A survey revealed that at least 13 Lib Dems were planning to vote against any increase.
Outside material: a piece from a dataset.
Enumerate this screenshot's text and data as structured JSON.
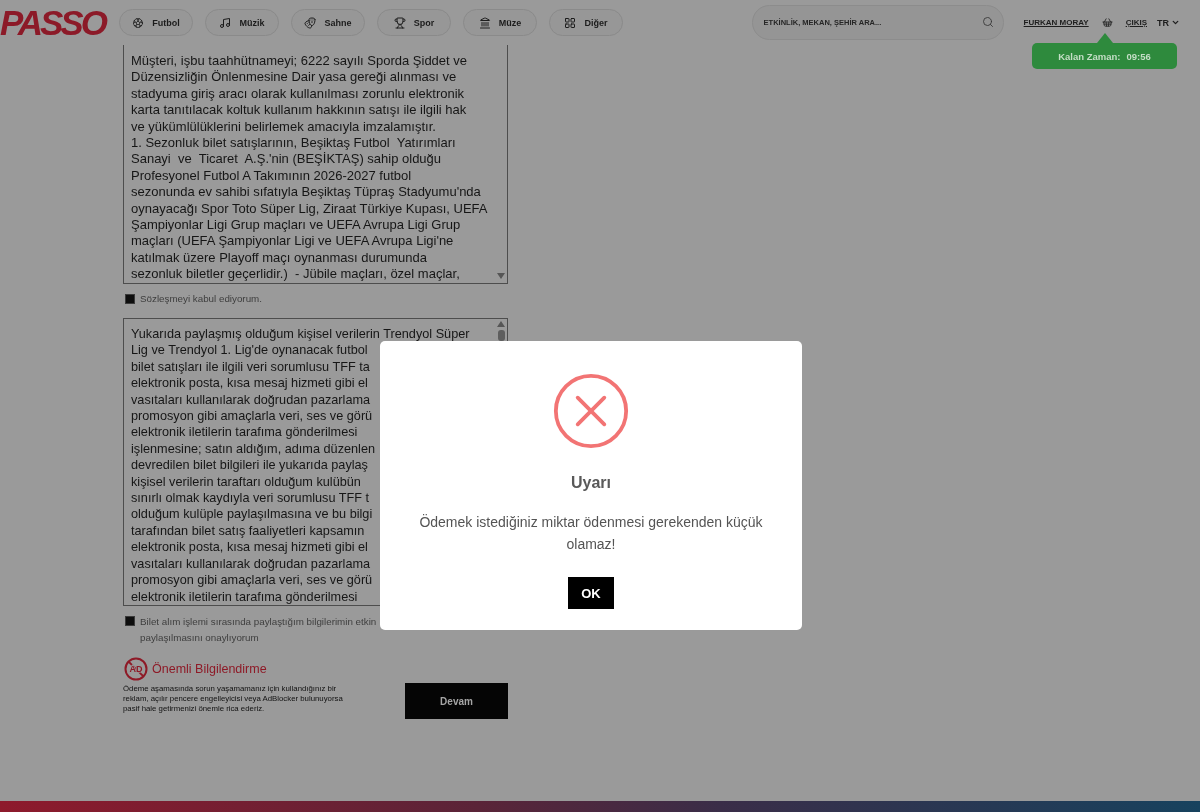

Tory MP for Haltemprice and Howden David Davis has also said he will vote against the Government.

The controversy surrounding the tuition fees vote comes as a lecturers union claimed the Government's planned funding cuts to higher education would cost the Yorkshire economy 550m.

The plan to increase tuition fees is coinciding with massive cuts to university teaching budgets which will leave higher education providers reliant on larger income from fees to make up the difference.

The University and College Union claim that these planned cuts will see Yorkshire universities losing 284m in core funding and leave six higher education providers at some form of risk.

The report published today claims Leeds Metropolitan, Huddersfield and Sheffield Hallam would be at "high-medium" risk as a result of the proposals to cut teaching budgets to the majority of degree subjects while Leeds Trinity University College, Leeds College of Music and York St John University are at a "high risk" of serious impact from the Government's plans.

UCU general secretary Sally Hunt said: "In reality, more than one in three of England's universities could find themselves in real trouble once the landscape of higher education changes and funding cuts bite." Student protests are set to continue in the run up to the vote on Thursday although an occupation at a Leeds University building could end today.

The university has told protesters who have occupied the Michael Sadler building for almost a fortnight that they will be regarded as trespassers from 8am.